Chorioamnionitis is a bacterial infection that may take place either before or while labor is in progress. The term “chorion” originates from the fluid-filled sacs that surround the fetus.
Bacterial infection of the chorion, amnion, and amniotic fluid that surrounds the fetus causes the development of this disorder. It raises the risk of the woman giving birth prematurely or both of them contracting a severe infection. It is widely common among preterm births and also seen in full-term newborns. There are a few other names for chorioamnionitis, including “amnionitis” and “intra-amniotic infection.”
Causes of Chorioamnionitis
This condition is caused by bacteria. Because these bacteria often come from a variety of distinct species, we refer to them as “poly-microbial bacteria.” They can be bacteria that are normally found in your urinary system or gastrointestinal tract, or they might have come from somewhere else.
The following are examples of some of the most common kinds of bacteria that may cause chorioamnionitis:
- E. coli Group B streptococci (GBS)
- Human Mycoplasma, or M. hominis
It is possible for the infection to originate in the vagina or the anus and then travel to the uterus. It is also possible for the infection to start in the uterus if there is a rip or another kind of rupture that permits germs to move there.
What Factors Put You at a Greater Danger of Developing Chorioamnionitis?
Chorioamnionitis is not something that can happen to every single pregnant woman. Age and lifestyle can contribute to the risk of acquiring it.
The following are some of the factors that, if present, may enhance your likelihood of having chorioamnionitis:
- Your water breaks before it should have.
- Your labour is going to be incredibly drawn out before birth.
- During labour, you will have a number of examinations of your vaginal area.
- You suffer from an illness that is spread via sexual contact.
- You have a distinct infection in either your vagina, urinary tract, or placenta.
- You already have one kid, and during your previous pregnancy, you suffered from chorioamnionitis.
- During the labour process, you will get an epidural anesthetic.
- You have a cervix that is rather short.
- You engage in the use of cigarettes, alcohol, or illicit substances.
- You are immune-compromised. Chorioamnionitis
Signs and Symptoms
There are instances in which pregnant women do not present with any signs of chorioamnionitis. This is particularly the case for women who acquire the condition early on in their pregnancy. In the majority of cases, the fever persists and is always higher than 100.4 degrees Fahrenheit.
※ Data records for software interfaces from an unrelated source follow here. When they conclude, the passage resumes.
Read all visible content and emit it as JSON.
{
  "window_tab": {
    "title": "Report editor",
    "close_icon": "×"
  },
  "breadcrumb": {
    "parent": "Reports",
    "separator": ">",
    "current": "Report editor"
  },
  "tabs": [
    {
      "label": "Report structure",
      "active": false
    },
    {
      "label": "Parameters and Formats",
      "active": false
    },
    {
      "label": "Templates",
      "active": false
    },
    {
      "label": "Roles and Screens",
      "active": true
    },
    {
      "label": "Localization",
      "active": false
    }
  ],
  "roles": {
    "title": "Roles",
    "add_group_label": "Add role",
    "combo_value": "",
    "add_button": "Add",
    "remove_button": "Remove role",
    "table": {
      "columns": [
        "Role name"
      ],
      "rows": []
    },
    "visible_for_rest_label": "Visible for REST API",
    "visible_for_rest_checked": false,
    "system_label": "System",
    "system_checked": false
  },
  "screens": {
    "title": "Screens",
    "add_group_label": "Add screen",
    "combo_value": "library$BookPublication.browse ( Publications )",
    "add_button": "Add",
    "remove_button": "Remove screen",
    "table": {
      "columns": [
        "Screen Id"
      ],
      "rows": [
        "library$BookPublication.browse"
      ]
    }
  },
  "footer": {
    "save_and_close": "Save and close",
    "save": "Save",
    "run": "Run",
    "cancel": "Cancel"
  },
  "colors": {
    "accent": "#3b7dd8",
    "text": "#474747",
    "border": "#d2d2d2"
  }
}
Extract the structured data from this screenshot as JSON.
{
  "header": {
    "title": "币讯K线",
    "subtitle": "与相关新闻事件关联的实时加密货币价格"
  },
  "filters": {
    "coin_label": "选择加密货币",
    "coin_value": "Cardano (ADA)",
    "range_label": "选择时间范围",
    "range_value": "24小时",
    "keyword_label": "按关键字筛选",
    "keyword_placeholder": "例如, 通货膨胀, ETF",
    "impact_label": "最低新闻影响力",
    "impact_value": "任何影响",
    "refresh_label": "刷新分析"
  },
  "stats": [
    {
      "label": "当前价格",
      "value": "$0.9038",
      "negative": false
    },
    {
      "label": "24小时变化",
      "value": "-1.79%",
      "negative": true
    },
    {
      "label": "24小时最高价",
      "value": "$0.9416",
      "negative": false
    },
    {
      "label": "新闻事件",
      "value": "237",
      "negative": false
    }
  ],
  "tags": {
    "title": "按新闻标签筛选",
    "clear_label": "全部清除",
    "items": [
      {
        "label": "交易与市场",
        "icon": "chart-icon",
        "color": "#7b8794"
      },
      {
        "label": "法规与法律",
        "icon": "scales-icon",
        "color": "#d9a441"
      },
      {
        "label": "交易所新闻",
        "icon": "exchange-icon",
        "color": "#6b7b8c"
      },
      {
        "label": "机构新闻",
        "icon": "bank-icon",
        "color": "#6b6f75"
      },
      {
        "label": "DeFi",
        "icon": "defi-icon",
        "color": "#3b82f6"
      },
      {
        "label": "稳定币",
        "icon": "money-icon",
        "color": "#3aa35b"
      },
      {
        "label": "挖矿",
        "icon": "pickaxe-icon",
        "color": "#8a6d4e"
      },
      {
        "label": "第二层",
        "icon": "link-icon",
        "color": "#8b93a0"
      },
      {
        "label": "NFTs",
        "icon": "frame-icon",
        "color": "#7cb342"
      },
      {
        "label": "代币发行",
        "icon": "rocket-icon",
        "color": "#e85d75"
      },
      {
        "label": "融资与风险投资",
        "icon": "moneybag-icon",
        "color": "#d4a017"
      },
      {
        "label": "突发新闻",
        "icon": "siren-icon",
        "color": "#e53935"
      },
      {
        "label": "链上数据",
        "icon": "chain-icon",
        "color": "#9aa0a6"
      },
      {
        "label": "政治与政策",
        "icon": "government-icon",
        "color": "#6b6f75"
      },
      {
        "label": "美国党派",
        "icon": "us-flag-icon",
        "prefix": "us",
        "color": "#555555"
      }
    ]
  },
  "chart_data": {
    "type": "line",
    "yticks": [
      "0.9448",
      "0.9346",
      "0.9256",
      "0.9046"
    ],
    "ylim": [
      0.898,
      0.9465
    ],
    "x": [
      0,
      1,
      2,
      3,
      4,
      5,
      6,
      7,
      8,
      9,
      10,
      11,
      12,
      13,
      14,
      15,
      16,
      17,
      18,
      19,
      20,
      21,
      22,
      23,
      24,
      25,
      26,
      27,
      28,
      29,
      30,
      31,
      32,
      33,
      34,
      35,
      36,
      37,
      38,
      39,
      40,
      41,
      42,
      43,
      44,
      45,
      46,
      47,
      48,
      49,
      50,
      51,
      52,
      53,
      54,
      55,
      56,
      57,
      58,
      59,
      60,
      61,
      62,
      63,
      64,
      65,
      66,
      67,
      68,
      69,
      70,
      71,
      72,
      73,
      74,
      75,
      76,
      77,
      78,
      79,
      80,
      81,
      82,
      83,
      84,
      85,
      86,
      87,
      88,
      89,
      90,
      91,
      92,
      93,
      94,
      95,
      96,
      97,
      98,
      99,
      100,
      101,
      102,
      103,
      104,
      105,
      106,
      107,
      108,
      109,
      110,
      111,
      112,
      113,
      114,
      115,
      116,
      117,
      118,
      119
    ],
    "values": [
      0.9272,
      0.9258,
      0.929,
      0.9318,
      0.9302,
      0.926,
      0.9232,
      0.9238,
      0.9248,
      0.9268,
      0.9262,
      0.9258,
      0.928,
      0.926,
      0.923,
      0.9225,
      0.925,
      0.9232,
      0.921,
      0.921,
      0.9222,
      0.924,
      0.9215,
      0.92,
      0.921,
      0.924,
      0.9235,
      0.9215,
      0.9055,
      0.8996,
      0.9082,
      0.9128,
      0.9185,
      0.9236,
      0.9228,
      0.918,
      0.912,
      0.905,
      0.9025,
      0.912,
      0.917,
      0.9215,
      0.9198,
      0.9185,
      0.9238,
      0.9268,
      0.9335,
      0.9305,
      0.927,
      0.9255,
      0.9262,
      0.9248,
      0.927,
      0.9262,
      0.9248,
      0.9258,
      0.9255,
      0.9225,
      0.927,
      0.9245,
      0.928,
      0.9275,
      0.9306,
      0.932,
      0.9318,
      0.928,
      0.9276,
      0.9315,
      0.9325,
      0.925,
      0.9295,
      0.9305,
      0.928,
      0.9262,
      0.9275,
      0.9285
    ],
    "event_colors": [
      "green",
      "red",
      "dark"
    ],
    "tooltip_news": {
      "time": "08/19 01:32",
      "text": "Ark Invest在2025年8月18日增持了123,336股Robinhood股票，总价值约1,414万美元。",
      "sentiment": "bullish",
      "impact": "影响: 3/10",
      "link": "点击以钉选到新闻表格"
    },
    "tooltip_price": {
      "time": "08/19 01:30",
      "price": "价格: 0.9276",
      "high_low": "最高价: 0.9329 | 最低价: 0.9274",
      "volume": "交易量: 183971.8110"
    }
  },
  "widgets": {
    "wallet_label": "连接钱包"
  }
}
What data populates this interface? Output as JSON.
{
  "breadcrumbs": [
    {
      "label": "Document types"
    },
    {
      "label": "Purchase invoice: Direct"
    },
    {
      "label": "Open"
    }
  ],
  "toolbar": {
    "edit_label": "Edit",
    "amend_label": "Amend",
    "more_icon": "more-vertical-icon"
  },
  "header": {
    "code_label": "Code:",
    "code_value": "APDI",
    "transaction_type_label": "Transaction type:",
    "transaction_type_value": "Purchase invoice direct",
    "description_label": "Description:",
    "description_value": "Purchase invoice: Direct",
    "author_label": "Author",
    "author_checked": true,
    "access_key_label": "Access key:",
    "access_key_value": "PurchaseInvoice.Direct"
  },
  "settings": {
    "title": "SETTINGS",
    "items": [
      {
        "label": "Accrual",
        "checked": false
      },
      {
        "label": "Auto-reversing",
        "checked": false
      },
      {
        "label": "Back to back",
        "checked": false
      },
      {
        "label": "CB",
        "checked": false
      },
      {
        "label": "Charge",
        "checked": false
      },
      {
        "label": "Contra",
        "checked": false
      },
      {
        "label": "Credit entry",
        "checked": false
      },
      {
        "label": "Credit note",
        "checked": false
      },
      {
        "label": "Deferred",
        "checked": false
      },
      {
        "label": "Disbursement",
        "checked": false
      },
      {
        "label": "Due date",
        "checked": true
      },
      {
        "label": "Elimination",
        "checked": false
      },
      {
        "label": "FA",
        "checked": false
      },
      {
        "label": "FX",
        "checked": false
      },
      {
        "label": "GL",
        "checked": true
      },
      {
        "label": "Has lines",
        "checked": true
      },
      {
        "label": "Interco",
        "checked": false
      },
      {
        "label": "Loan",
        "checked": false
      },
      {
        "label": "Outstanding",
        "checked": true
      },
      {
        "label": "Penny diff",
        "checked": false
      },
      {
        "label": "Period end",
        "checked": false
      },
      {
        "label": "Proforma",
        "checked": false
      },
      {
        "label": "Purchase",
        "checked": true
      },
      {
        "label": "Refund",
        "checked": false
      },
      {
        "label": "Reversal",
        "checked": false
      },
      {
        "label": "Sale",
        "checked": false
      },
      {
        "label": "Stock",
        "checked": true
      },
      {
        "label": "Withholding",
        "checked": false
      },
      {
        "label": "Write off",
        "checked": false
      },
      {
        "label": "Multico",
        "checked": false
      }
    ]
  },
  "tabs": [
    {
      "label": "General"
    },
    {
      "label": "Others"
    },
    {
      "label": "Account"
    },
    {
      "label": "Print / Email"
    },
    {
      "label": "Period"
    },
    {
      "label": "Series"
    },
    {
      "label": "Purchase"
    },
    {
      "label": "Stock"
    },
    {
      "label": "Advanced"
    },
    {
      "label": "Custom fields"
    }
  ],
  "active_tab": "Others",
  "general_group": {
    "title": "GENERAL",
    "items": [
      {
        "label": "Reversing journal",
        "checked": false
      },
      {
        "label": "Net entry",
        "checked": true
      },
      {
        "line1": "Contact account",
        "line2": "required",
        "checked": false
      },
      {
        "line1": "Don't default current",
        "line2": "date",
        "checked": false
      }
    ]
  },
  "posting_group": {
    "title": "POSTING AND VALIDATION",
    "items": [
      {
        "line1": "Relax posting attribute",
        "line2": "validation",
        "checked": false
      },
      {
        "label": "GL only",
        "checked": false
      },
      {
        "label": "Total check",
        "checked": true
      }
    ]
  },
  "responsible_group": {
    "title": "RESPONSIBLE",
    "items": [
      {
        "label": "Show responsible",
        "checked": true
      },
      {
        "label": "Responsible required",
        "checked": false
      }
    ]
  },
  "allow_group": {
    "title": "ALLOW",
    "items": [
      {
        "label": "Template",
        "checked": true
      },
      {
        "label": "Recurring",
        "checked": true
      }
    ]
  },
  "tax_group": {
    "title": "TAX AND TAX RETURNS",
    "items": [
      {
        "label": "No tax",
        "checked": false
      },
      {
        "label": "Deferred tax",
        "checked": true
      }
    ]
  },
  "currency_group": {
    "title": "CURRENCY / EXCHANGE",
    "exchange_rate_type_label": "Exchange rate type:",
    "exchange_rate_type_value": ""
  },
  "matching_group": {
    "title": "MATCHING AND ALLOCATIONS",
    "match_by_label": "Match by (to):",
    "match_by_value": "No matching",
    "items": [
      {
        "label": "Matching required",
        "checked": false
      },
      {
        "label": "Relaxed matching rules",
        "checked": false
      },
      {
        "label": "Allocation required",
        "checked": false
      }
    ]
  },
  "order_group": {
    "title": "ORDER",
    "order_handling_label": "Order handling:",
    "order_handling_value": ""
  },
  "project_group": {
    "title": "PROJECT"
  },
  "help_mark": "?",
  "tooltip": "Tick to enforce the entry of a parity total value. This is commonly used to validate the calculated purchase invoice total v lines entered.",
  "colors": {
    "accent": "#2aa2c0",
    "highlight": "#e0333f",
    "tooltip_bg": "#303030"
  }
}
The following are some other indications and symptoms that you may experience:
- A racing pulse (above 100 beats per minute)
- Rapid beating of the heart in foetuses (above 160 beats per minute)
- Tender uterus
- Bad smelly fluid discharge Physical Examination
A trained medical professional can diagnose the disease accurately. The simplest way to diagnose the condition is through a physical examination.
Additionally, your physician may decide to request blood culture and urine testing. These examinations look for germs everywhere they can find in your body. The complete blood count (CBC) test evaluates many aspects of your health, including your white blood cell count.
In addition to these tests, your physician may decide to do an ultrasound, take a sample of your amniotic fluid, and perform a GBS vaginal culture. Taking a sample of the amniotic fluid from the pregnant woman is normally only possible after her water has already burst.
What Kinds of Treatments Are Available?
Medical intervention is necessary if a person experiences chorioamnionitis. The patients receive standard treatment. Intravenous antibiotics were administered. In addition to that, you could get acetaminophen to help bring down your fever.
The antibiotic treatment must continue until the infection has completely gone away. When you get the infection on giving birth, you can continue taking antibiotics.
It is possible that your doctor may recommend that you induce labour if your unborn child has contracted the virus and their health is not stable. After the delivery of your child, they will also start receiving antibiotics via an IV.
What complications Are There to Overcome?
Chorioamnionitis is a condition that may result in a wide variety of difficulties for both the mother and the child. You run the risk of developing issues such as the following:
- Bleeding after delivery
- Clots of blood were found on the leg
- Pelvic sores
- Endometritis that has led to sepsis
In extreme circumstances; you run the risk of developing the following complications:
- Acute septic shock
- Clots of various sizes are located throughout the bloodstream
- Symptoms include shallow breathing and a pallor developing on the skin
If the infection has spread throughout the body for a significant amount of time before your physician makes the diagnosis, your pregnancy may end in stillbirth or death after delivery.
Chorioamnionitis: Is There Any Way to Prevent It?
It is possible to avoid chorioamnionitis. On other occasions, you could get this illness even though you take all of the necessary precautions.
Regular examinations help detect vaginal irritation or the first indications of an infection. In the final month of your pregnancy, your doctor may also prescribe blood tests to look for GBS, a common bacterium that may cause chorioamnionitis.
Vaginal examinations before labor lower the chances of getting the infection.
Make an appointment to see your primary care physician as soon as possible if you see any of the signs and symptoms described above. Checkups at regular intervals may assist ensure that you have a safe pregnancy and delivery without any complications.